Asian shares were higher Wednesday, although the outbreak of a new virus in the region continued to weigh on investor sentiments.
Japan’s Nikkei 225 rose 0.7% to finish at 23,861.21. Australia’s S&P/ASX 200 gained 0.5% to 7,088.20. Hong Kong’s Hang Seng added 1.1% to 27,875.56, while the Shanghai Composite rose 0.9% to 2,926.90.
“Despite coronavirus concerns, investors tend to believe that central banks and policymakers have measures to stimulate the economy during and post the public health crisis,” said CMC Markets in a report.
China reported 97 more deaths from the new disease, named COVID-19, pushing the total dead past 1,100, even as the country remained largely closed down to prevent its spread. The number of cases worldwide is about 45,000, all but a few hundred in China.
Investor sentiments in Asia were also cheered somewhat by Wall Street, where modest gains overnight nudged the S&P 500 and Nasdaq to all-time highs for the second straight day. The Dow Jones Industrial Average finished essentially flat.

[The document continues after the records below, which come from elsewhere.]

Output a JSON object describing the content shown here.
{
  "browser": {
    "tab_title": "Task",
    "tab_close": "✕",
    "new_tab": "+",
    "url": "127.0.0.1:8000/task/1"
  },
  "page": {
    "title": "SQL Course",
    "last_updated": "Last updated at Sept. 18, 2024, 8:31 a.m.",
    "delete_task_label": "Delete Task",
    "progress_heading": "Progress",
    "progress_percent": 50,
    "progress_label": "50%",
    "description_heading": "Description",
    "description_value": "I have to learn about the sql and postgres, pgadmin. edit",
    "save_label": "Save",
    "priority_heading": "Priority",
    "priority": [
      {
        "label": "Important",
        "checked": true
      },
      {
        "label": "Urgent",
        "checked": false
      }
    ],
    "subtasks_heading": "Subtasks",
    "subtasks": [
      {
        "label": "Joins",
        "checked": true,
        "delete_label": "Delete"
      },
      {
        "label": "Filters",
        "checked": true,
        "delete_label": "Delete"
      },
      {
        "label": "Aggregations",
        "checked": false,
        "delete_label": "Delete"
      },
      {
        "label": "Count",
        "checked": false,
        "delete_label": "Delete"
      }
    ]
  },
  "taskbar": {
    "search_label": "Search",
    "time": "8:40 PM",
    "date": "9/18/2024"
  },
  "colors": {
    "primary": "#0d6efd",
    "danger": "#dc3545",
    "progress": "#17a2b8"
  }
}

Investors weighed another batch of mostly solid company earnings reports. Sprint soared after a federal judge cleared a major obstacle to the company being acquired by T-Mobile. Cruise operators, hotels and other companies that focus on travel made solid gains, the latest sign that traders are feeling less worried about the economic impact of the virus outbreak.
“Stocks are collectively saying, ‘Hey, maybe we can work past some of the noise with the virus; maybe the fallout won’t be as big as we thought,'” said Willie Delwiche, investment strategist at Baird. “And the U.S. economy, so far at least, looks like it’s weathering it pretty well.”
The S&P 500 index rose 5.66 points, or 0.2%, to 3,357.75. The Dow Jones Industrial Average slipped 0.48 points, or less than 0.1%, to 29,276.34. It had been up 0.5%.
The Nasdaq composite gained 10.55 points, or 0.1%, to 9,638.94. The Russell 2000 index of smaller-company stocks picked up 9.85 points, or 0.6%, to 1,677.51.
After a downbeat January, U.S. stocks have been mostly notching gains this month as traders brush off fears about the virus outbreak and its impact on businesses and the global economy. Beijing has promised to take measures to soften the blow to China’s economy and investors are hopeful that other governments will do the same if necessary.
Travel-related stocks, which have been hammered by traders in recent weeks, notched gains Tuesday. Hilton Worldwide rose 1.4%, Carnival climbed 2.8% and American Airlines gained 3.6%.
Wall Street got some encouragement Tuesday from Federal Reserve Chairman Jerome Powell. In his semiannual monetary report to Congress, Powell said it was too early to assess the threat the virus poses to the U.S. economy, but he noted that the economy “is in a very good place” with strong job creation and moderate growth.